Cornelius Mayor Woody Washam also reluctantly agreed to continue the study. But he said he didn't want his vote to be mistaken for him supporting whatever alternative is proposed.

CATS has hired a consultant, WSP, to study the best way to build rail transit to the airport and an alternative route for a Lake Norman train. CATS said WSP is about one-third of the way through its study, which should be finished at the end of 2018.

It's possible WSP could recommend building the Lake Norman rail line along Interstate 77 or along U.S. 21.

Even after the study is finished, CATS can't afford to build a Lake Norman train or a train to the airport without more money, most likely from a tax increase.
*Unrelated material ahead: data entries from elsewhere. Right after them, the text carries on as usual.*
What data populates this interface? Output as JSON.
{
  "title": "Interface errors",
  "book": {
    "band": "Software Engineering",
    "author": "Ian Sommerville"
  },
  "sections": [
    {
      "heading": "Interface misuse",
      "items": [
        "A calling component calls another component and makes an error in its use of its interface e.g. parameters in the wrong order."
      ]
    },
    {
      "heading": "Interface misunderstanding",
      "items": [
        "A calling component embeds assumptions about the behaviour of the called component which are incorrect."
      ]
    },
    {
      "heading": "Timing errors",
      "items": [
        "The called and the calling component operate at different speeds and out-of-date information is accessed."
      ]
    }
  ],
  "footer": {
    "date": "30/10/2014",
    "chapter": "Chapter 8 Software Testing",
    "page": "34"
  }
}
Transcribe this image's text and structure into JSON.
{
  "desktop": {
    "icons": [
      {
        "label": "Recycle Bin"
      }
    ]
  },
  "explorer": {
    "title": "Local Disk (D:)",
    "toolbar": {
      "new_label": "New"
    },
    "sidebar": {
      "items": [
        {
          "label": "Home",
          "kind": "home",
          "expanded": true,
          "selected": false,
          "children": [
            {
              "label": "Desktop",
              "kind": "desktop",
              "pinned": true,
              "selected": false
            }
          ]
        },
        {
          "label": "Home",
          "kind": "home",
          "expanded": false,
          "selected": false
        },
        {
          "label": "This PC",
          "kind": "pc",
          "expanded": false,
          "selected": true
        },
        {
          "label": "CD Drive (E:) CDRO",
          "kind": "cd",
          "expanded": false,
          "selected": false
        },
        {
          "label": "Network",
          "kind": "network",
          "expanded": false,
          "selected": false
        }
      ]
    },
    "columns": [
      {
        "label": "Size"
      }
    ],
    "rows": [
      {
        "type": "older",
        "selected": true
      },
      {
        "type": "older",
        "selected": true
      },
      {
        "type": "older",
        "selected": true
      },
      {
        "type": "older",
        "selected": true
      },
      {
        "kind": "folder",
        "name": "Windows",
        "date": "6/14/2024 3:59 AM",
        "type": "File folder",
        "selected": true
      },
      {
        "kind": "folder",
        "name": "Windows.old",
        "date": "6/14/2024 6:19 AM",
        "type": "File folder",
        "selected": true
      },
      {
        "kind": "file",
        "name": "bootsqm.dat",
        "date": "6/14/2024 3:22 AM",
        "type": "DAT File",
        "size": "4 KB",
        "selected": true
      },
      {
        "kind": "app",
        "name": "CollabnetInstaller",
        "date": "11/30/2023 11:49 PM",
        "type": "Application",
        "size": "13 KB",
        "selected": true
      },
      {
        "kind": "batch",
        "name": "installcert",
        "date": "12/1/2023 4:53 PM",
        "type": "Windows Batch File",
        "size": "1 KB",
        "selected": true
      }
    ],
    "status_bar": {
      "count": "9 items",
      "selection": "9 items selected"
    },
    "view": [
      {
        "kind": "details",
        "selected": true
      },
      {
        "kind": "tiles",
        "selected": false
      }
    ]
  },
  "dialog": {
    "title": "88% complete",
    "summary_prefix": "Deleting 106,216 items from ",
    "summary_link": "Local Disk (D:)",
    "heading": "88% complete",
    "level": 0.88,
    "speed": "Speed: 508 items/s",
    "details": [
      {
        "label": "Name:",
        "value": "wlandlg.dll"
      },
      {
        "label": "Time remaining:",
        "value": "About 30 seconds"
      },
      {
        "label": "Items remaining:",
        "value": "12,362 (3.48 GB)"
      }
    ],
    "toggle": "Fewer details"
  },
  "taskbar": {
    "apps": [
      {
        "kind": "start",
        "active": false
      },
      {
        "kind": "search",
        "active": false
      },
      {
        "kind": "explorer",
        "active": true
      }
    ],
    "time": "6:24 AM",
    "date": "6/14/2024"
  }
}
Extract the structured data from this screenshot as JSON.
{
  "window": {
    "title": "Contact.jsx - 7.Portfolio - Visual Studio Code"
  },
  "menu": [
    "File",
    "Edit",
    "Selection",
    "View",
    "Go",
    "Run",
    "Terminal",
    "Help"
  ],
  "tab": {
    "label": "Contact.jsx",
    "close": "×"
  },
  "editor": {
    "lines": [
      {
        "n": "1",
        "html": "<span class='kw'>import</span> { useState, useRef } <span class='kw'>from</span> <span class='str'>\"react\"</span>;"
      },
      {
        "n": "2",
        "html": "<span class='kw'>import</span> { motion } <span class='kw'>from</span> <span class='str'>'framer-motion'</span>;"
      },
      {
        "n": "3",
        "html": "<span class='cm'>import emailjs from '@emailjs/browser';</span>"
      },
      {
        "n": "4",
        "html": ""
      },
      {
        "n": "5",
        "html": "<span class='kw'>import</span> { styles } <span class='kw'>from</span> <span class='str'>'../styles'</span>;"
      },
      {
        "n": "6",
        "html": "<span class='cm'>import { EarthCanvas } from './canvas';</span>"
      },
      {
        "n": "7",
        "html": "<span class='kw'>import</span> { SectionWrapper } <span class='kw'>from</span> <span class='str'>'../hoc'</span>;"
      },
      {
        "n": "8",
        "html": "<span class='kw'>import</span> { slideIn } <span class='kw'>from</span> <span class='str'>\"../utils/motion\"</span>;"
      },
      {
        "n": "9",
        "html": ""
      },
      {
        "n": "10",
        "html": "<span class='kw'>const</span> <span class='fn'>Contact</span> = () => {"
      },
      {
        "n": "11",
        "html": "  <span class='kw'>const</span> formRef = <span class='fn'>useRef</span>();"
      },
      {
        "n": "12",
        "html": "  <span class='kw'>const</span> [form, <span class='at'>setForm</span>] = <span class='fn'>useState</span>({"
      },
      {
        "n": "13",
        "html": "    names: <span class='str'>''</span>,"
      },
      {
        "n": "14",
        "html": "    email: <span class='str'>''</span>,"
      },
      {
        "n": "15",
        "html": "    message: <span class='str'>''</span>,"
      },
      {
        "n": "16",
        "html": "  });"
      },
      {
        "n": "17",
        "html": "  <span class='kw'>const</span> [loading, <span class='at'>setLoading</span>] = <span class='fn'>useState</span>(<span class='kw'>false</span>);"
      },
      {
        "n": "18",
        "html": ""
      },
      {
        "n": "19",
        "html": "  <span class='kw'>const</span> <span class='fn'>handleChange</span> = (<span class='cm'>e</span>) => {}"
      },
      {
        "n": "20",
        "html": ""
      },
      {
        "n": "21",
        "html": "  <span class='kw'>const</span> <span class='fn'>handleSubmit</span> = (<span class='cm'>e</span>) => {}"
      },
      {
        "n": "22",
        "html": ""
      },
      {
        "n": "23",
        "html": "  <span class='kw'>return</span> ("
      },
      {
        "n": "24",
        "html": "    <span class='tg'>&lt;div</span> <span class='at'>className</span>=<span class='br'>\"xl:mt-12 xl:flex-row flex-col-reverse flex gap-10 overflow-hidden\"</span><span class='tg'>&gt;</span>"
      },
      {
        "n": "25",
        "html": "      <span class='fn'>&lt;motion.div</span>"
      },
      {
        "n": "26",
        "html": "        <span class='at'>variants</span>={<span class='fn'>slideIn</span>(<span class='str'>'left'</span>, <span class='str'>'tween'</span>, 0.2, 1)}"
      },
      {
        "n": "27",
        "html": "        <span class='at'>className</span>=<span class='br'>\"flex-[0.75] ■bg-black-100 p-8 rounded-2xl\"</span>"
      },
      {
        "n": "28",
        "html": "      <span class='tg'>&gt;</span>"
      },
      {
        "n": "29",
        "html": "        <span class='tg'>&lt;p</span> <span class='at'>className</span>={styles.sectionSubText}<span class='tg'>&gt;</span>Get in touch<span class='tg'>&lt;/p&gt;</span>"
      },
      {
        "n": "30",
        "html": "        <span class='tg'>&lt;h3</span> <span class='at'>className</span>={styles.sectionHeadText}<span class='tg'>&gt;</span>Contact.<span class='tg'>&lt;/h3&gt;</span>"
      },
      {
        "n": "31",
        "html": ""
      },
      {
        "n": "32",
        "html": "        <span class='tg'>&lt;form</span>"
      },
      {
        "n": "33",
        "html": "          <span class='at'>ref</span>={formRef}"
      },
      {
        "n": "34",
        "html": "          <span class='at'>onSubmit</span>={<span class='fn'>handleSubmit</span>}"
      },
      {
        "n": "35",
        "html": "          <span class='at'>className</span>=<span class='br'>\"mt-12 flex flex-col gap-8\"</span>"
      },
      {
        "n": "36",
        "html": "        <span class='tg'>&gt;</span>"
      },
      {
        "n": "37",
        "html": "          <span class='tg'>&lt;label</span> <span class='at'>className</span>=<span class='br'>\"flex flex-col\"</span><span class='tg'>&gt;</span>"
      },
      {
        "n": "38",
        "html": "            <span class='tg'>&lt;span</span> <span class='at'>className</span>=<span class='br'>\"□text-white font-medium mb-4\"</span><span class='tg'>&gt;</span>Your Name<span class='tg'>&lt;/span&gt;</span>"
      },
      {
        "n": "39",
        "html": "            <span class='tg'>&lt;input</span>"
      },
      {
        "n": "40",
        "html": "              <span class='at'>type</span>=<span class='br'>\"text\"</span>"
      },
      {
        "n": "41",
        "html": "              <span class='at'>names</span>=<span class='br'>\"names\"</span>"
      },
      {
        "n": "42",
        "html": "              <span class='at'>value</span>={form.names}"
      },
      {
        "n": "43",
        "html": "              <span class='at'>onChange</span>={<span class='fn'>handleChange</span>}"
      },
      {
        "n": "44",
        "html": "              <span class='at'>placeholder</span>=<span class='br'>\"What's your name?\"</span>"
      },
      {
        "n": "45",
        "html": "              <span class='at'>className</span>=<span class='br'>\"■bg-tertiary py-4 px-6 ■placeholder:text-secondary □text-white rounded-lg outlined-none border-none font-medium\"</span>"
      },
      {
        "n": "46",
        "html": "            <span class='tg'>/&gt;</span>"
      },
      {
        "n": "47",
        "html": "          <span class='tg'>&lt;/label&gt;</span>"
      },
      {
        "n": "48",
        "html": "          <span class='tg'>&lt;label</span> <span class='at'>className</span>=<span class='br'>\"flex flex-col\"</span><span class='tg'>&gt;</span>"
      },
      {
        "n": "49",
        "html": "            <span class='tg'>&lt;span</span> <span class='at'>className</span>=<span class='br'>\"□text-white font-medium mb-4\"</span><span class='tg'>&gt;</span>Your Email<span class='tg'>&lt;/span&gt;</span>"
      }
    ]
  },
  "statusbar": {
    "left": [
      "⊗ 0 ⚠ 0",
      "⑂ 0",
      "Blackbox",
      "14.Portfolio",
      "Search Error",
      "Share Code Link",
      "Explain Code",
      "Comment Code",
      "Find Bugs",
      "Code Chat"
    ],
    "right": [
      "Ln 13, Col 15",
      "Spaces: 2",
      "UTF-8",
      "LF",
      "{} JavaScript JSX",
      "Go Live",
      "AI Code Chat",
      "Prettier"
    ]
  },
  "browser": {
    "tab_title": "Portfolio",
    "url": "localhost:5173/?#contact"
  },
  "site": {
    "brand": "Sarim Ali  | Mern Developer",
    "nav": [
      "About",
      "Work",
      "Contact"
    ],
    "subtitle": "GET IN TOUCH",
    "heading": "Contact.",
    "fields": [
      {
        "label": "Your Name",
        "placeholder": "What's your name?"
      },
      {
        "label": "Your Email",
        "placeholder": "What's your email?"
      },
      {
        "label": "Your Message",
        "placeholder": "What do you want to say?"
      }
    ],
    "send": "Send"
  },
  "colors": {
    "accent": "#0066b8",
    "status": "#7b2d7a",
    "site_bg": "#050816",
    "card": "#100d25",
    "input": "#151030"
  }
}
CATS chief executive John Lewis hasn't yet said how he plans to finance his transit expansion, which could cost as much as $7 billion. Building the Red Line in an entirely new corridor would likely cost $1 billion..

Aneralla wanted to shift the money from the study to improve express bus service for north Mecklenburg. He said CATS could have bought land for park-and-ride lots, among other improvements.

Charlotte Mayor Vi Lyles, an MTC member, said the region must work together to solve congestion problems. She voted in favor of continuing the WSP study.

Lewis said WSP would not be making a recommendation about where the Red Line should go, and that the MTC would still decide whether the train is built at all.